Data for this exercise:
* * * * * * *

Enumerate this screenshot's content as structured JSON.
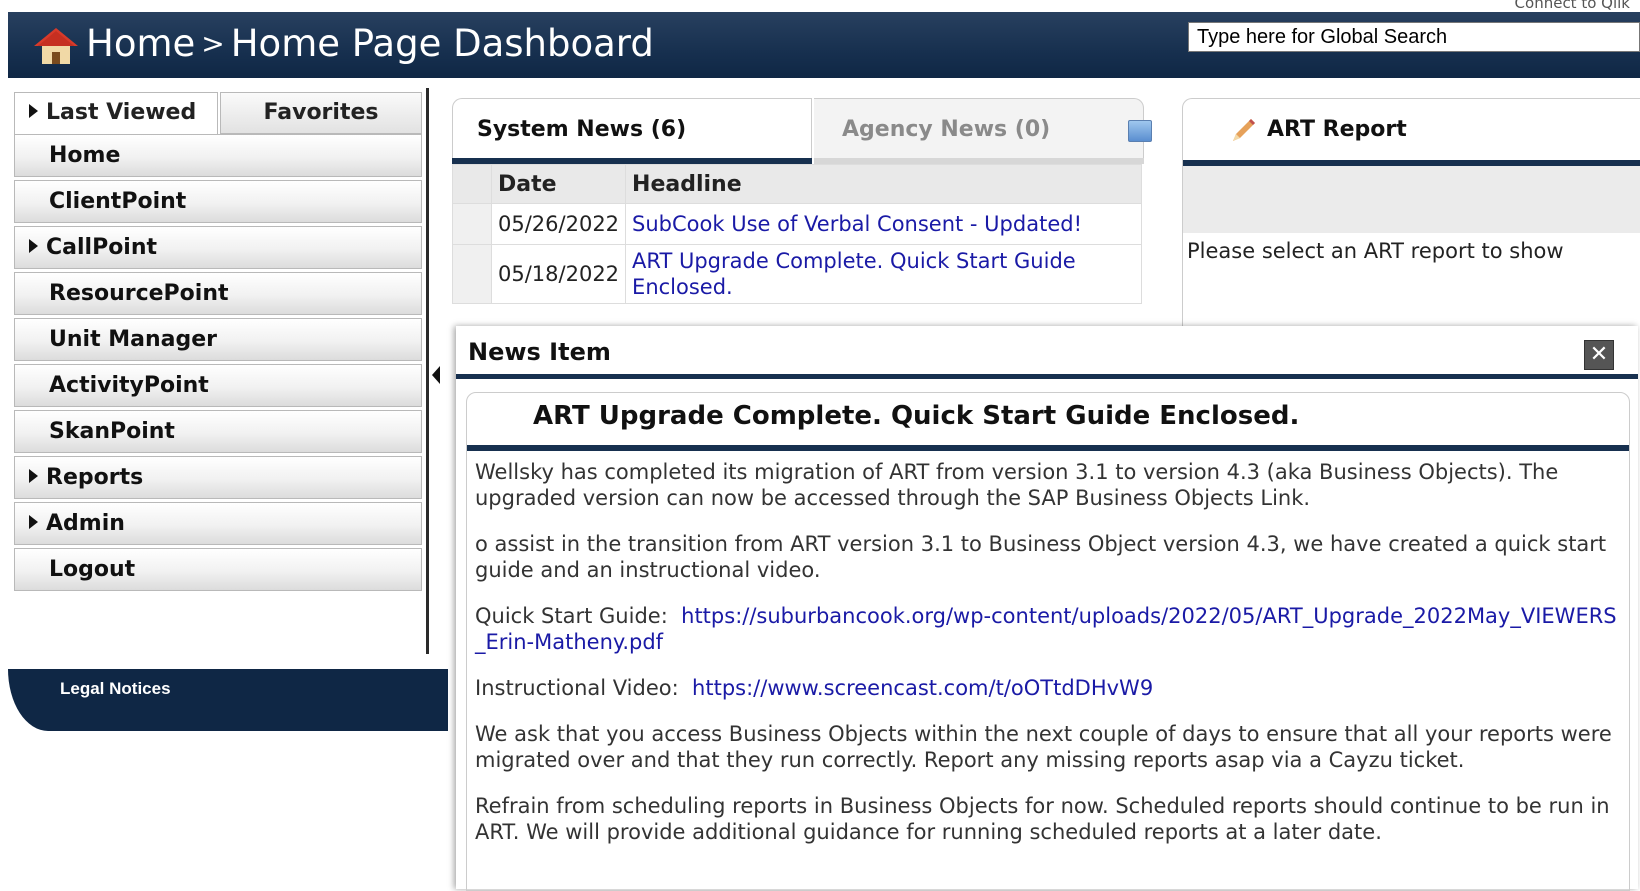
{
  "header": {
    "top_link": "Connect to Qlik",
    "breadcrumb_root": "Home",
    "breadcrumb_sep": ">",
    "breadcrumb_page": "Home Page Dashboard",
    "search_placeholder": "Type here for Global Search"
  },
  "sidebar": {
    "tabs": [
      {
        "label": "Last Viewed",
        "active": true
      },
      {
        "label": "Favorites",
        "active": false
      }
    ],
    "items": [
      {
        "label": "Home",
        "has_sub": false
      },
      {
        "label": "ClientPoint",
        "has_sub": false
      },
      {
        "label": "CallPoint",
        "has_sub": true
      },
      {
        "label": "ResourcePoint",
        "has_sub": false
      },
      {
        "label": "Unit Manager",
        "has_sub": false
      },
      {
        "label": "ActivityPoint",
        "has_sub": false
      },
      {
        "label": "SkanPoint",
        "has_sub": false
      },
      {
        "label": "Reports",
        "has_sub": true
      },
      {
        "label": "Admin",
        "has_sub": true
      },
      {
        "label": "Logout",
        "has_sub": false
      }
    ],
    "legal": "Legal Notices"
  },
  "news": {
    "tabs": [
      {
        "label": "System News (6)",
        "active": true
      },
      {
        "label": "Agency News (0)",
        "active": false
      }
    ],
    "columns": [
      "Date",
      "Headline"
    ],
    "rows": [
      {
        "date": "05/26/2022",
        "headline": "SubCook Use of Verbal Consent - Updated!"
      },
      {
        "date": "05/18/2022",
        "headline": "ART Upgrade Complete. Quick Start Guide Enclosed."
      }
    ]
  },
  "art_report": {
    "title": "ART Report",
    "message": "Please select an ART report to show"
  },
  "modal": {
    "title": "News Item",
    "close": "✕",
    "headline": "ART Upgrade Complete. Quick Start Guide Enclosed.",
    "paragraphs": [
      "Wellsky has completed its migration of ART from version 3.1 to version 4.3 (aka Business Objects). The upgraded version can now be accessed through the SAP Business Objects Link.",
      "o assist in the transition from ART version 3.1 to Business Object version 4.3, we have created a quick start guide and an instructional video."
    ],
    "guide_label": "Quick Start Guide:",
    "guide_link": "https://suburbancook.org/wp-content/uploads/2022/05/ART_Upgrade_2022May_VIEWERS_Erin-Matheny.pdf",
    "video_label": "Instructional Video:",
    "video_link": "https://www.screencast.com/t/oOTtdDHvW9",
    "paragraph3": "We ask that you access Business Objects within the next couple of days to ensure that all your reports were migrated over and that they run correctly.  Report any missing reports asap via a Cayzu ticket.",
    "paragraph4": "Refrain from scheduling reports in Business Objects for now.  Scheduled reports should continue to be run in ART. We will provide additional guidance for running scheduled reports at a later date."
  }
}
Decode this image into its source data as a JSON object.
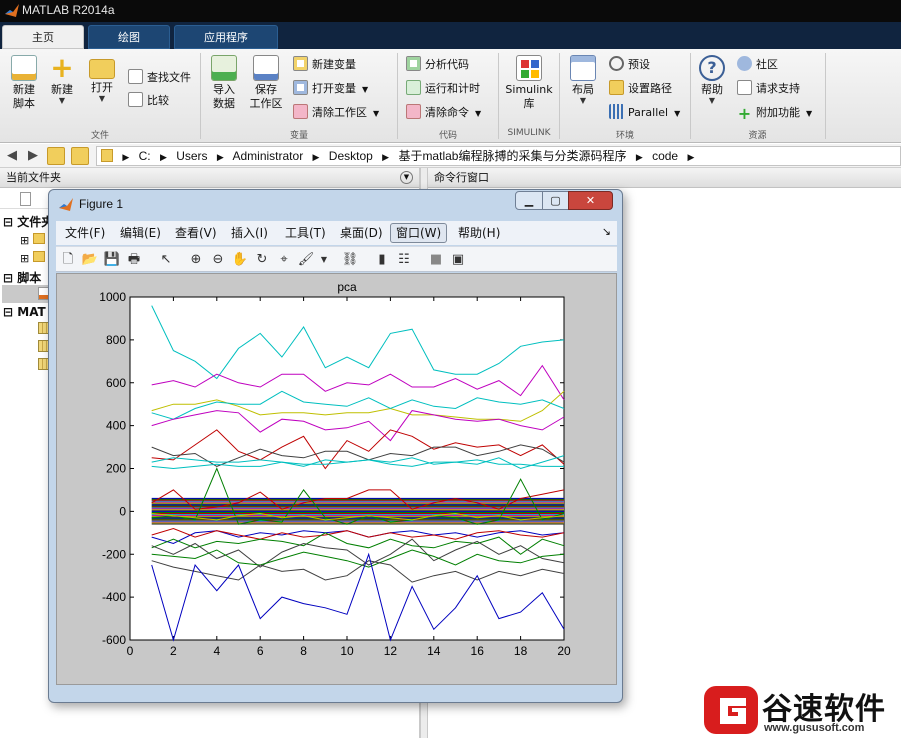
{
  "titlebar": {
    "title": "MATLAB R2014a"
  },
  "tabs": [
    {
      "label": "主页",
      "active": true
    },
    {
      "label": "绘图",
      "active": false
    },
    {
      "label": "应用程序",
      "active": false
    }
  ],
  "ribbon": {
    "file": {
      "new_script": "新建\n脚本",
      "new": "新建",
      "open": "打开",
      "find_files": "查找文件",
      "compare": "比较",
      "group": "文件"
    },
    "variable": {
      "import": "导入\n数据",
      "save_ws": "保存\n工作区",
      "new_var": "新建变量",
      "open_var": "打开变量",
      "clear_ws": "清除工作区",
      "group": "变量"
    },
    "code": {
      "analyze": "分析代码",
      "run_time": "运行和计时",
      "clear_cmd": "清除命令",
      "group": "代码"
    },
    "simulink": {
      "lib": "Simulink\n库",
      "group": "SIMULINK"
    },
    "env": {
      "layout": "布局",
      "prefs": "预设",
      "set_path": "设置路径",
      "parallel": "Parallel",
      "group": "环境"
    },
    "resources": {
      "help": "帮助",
      "community": "社区",
      "support": "请求支持",
      "addons": "附加功能",
      "group": "资源"
    }
  },
  "address": {
    "crumbs": [
      "C:",
      "Users",
      "Administrator",
      "Desktop",
      "基于matlab编程脉搏的采集与分类源码程序",
      "code"
    ]
  },
  "left_panel": {
    "header": "当前文件夹",
    "sections": [
      {
        "label": "文件夹"
      },
      {
        "label": "脚本"
      },
      {
        "label": "MAT"
      }
    ]
  },
  "right_panel": {
    "header": "命令行窗口"
  },
  "figure": {
    "title": "Figure 1",
    "menus": [
      {
        "label": "文件(F)"
      },
      {
        "label": "编辑(E)"
      },
      {
        "label": "查看(V)"
      },
      {
        "label": "插入(I)"
      },
      {
        "label": "工具(T)"
      },
      {
        "label": "桌面(D)"
      },
      {
        "label": "窗口(W)",
        "active": true
      },
      {
        "label": "帮助(H)"
      }
    ]
  },
  "chart_data": {
    "type": "line",
    "title": "pca",
    "xlabel": "",
    "ylabel": "",
    "xlim": [
      0,
      20
    ],
    "ylim": [
      -600,
      1000
    ],
    "xticks": [
      0,
      2,
      4,
      6,
      8,
      10,
      12,
      14,
      16,
      18,
      20
    ],
    "yticks": [
      -600,
      -400,
      -200,
      0,
      200,
      400,
      600,
      800,
      1000
    ],
    "grid": false,
    "legend": "none",
    "x": [
      1,
      2,
      3,
      4,
      5,
      6,
      7,
      8,
      9,
      10,
      11,
      12,
      13,
      14,
      15,
      16,
      17,
      18,
      19,
      20
    ],
    "series": [
      {
        "color": "#00bfbf",
        "values": [
          960,
          750,
          700,
          620,
          760,
          830,
          720,
          860,
          670,
          720,
          670,
          830,
          850,
          660,
          640,
          640,
          690,
          770,
          790,
          800
        ]
      },
      {
        "color": "#bf00bf",
        "values": [
          590,
          610,
          580,
          640,
          600,
          580,
          640,
          640,
          560,
          600,
          590,
          640,
          580,
          580,
          620,
          570,
          610,
          540,
          680,
          520
        ]
      },
      {
        "color": "#bfbf00",
        "values": [
          470,
          500,
          500,
          520,
          490,
          450,
          460,
          460,
          450,
          460,
          460,
          480,
          450,
          450,
          440,
          430,
          430,
          420,
          470,
          560
        ]
      },
      {
        "color": "#00bfbf",
        "values": [
          460,
          430,
          480,
          510,
          500,
          500,
          560,
          510,
          500,
          490,
          530,
          480,
          520,
          490,
          480,
          530,
          510,
          500,
          520,
          480
        ]
      },
      {
        "color": "#bf00bf",
        "values": [
          400,
          430,
          450,
          470,
          460,
          370,
          430,
          420,
          380,
          390,
          420,
          330,
          470,
          450,
          430,
          420,
          430,
          400,
          380,
          440
        ]
      },
      {
        "color": "#bf0000",
        "values": [
          250,
          240,
          310,
          380,
          280,
          240,
          300,
          350,
          200,
          330,
          280,
          380,
          350,
          290,
          320,
          300,
          310,
          260,
          310,
          220
        ]
      },
      {
        "color": "#404040",
        "values": [
          300,
          260,
          270,
          210,
          250,
          290,
          260,
          250,
          280,
          280,
          240,
          270,
          260,
          300,
          300,
          260,
          280,
          310,
          290,
          230
        ]
      },
      {
        "color": "#00bfbf",
        "values": [
          230,
          250,
          240,
          230,
          230,
          240,
          230,
          210,
          240,
          230,
          240,
          230,
          250,
          220,
          230,
          220,
          250,
          200,
          230,
          260
        ]
      },
      {
        "color": "#00bfbf",
        "values": [
          210,
          200,
          210,
          220,
          210,
          210,
          230,
          220,
          220,
          230,
          240,
          220,
          210,
          230,
          230,
          240,
          220,
          220,
          210,
          210
        ]
      },
      {
        "color": "#bf0000",
        "values": [
          40,
          100,
          10,
          20,
          40,
          90,
          10,
          40,
          60,
          60,
          100,
          100,
          10,
          40,
          60,
          40,
          10,
          60,
          80,
          100
        ]
      },
      {
        "color": "#007f00",
        "values": [
          -30,
          -20,
          -40,
          200,
          -60,
          -40,
          -50,
          100,
          -30,
          -60,
          -20,
          -50,
          -40,
          -20,
          -30,
          -60,
          -40,
          150,
          -40,
          -10
        ]
      },
      {
        "color": "#bfbf00",
        "values": [
          -10,
          -20,
          -30,
          -40,
          -20,
          -10,
          -30,
          -20,
          -40,
          -30,
          -20,
          -30,
          -40,
          -20,
          -10,
          -30,
          -20,
          -40,
          -30,
          -20
        ]
      },
      {
        "color": "#0000bf",
        "values": [
          -120,
          -150,
          -100,
          -90,
          -120,
          -100,
          -110,
          -90,
          -100,
          -90,
          -120,
          -100,
          -90,
          -110,
          -100,
          -120,
          -100,
          -90,
          -110,
          -100
        ]
      },
      {
        "color": "#bf0000",
        "values": [
          -110,
          -80,
          -120,
          -90,
          -110,
          -130,
          -100,
          -120,
          -110,
          -90,
          -120,
          -100,
          -120,
          -110,
          -130,
          -100,
          -90,
          -110,
          -120,
          -100
        ]
      },
      {
        "color": "#007f00",
        "values": [
          -170,
          -130,
          -170,
          -140,
          -150,
          -130,
          -140,
          -160,
          -100,
          -150,
          -170,
          -130,
          -160,
          -170,
          -140,
          -150,
          -120,
          -200,
          -130,
          -160
        ]
      },
      {
        "color": "#404040",
        "values": [
          -160,
          -200,
          -150,
          -220,
          -180,
          -260,
          -190,
          -150,
          -170,
          -180,
          -250,
          -200,
          -130,
          -230,
          -180,
          -140,
          -200,
          -160,
          -220,
          -240
        ]
      },
      {
        "color": "#007f00",
        "values": [
          -200,
          -210,
          -220,
          -180,
          -240,
          -250,
          -220,
          -190,
          -210,
          -230,
          -260,
          -220,
          -180,
          -210,
          -250,
          -200,
          -230,
          -240,
          -210,
          -200
        ]
      },
      {
        "color": "#404040",
        "values": [
          -230,
          -260,
          -280,
          -300,
          -320,
          -250,
          -280,
          -270,
          -320,
          -300,
          -230,
          -250,
          -330,
          -300,
          -280,
          -320,
          -280,
          -300,
          -270,
          -290
        ]
      },
      {
        "color": "#0000bf",
        "values": [
          -250,
          -600,
          -250,
          -370,
          -250,
          -500,
          -400,
          -430,
          -450,
          -480,
          -200,
          -600,
          -350,
          -550,
          -450,
          -300,
          -500,
          -470,
          -380,
          -550
        ]
      }
    ]
  },
  "watermark": {
    "brand": "谷速软件",
    "url": "www.gususoft.com",
    "color": "#d81d1d"
  }
}
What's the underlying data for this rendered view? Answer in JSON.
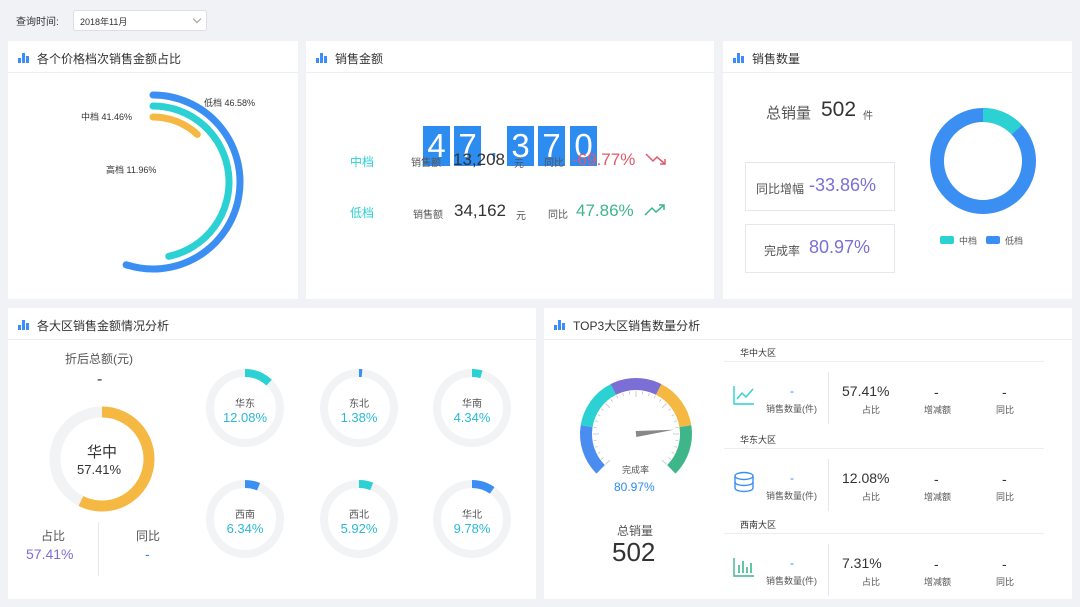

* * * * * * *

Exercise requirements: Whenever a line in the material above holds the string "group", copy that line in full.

Result for this exercise:
      "group": "文件"
      "group": "变量"
      "group": "代码"
      "group": "SIMULINK"
      "group": "环境"
      "group": "资源"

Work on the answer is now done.